## Extracted records

= = = = =

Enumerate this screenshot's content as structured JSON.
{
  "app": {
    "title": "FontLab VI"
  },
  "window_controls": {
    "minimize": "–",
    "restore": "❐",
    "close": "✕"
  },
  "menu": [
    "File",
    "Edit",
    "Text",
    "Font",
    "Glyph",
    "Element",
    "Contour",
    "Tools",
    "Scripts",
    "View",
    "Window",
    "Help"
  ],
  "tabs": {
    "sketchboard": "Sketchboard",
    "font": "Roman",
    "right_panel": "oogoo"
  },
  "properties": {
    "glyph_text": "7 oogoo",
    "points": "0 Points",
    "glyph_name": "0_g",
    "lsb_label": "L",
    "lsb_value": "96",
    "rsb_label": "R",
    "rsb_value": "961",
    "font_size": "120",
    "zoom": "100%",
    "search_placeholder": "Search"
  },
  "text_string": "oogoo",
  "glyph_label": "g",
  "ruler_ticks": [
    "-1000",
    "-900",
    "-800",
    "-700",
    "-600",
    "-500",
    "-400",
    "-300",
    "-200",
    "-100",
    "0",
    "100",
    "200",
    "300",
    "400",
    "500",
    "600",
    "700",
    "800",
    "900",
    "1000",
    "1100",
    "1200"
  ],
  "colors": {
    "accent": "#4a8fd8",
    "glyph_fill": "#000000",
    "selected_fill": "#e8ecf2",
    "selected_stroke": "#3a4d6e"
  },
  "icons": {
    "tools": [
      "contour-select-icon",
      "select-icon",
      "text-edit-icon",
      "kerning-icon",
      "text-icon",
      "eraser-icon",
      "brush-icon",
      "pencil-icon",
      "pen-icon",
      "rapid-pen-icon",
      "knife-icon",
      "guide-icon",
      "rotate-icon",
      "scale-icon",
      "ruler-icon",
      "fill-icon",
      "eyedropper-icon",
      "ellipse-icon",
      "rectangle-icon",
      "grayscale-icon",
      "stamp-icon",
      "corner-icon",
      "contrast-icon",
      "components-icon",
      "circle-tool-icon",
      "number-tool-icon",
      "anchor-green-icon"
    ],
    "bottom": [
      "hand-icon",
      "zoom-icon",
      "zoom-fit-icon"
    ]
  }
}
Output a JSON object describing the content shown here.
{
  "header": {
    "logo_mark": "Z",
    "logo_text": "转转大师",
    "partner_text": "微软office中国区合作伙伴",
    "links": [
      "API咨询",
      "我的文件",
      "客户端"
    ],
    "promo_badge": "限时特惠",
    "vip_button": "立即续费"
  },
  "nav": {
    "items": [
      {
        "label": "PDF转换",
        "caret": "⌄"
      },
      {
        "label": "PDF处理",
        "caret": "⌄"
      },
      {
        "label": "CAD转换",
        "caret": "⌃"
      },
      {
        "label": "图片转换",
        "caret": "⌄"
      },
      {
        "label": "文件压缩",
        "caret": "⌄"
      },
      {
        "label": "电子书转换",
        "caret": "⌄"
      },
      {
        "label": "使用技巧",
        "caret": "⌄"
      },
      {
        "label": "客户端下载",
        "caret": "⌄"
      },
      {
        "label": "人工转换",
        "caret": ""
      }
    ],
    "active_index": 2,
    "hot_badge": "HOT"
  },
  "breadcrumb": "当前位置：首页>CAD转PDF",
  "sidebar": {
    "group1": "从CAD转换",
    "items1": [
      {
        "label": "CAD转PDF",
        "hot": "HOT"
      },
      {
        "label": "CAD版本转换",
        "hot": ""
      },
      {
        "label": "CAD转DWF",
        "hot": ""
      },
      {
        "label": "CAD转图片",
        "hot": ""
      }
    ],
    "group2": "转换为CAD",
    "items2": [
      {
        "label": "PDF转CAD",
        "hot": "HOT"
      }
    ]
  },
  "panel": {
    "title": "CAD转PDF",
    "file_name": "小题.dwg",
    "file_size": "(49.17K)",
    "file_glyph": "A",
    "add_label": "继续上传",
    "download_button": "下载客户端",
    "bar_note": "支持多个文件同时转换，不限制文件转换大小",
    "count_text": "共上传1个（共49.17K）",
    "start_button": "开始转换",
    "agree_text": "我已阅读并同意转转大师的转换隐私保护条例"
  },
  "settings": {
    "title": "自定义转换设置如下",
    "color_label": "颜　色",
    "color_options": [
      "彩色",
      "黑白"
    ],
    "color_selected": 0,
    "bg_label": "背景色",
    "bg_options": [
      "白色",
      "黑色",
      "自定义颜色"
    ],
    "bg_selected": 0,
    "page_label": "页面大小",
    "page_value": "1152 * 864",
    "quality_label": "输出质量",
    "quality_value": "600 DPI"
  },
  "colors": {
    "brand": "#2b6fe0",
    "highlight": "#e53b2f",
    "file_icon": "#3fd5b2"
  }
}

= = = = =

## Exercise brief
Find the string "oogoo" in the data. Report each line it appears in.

## Your response
    "right_panel": "oogoo"
    "glyph_text": "7 oogoo",
  "text_string": "oogoo",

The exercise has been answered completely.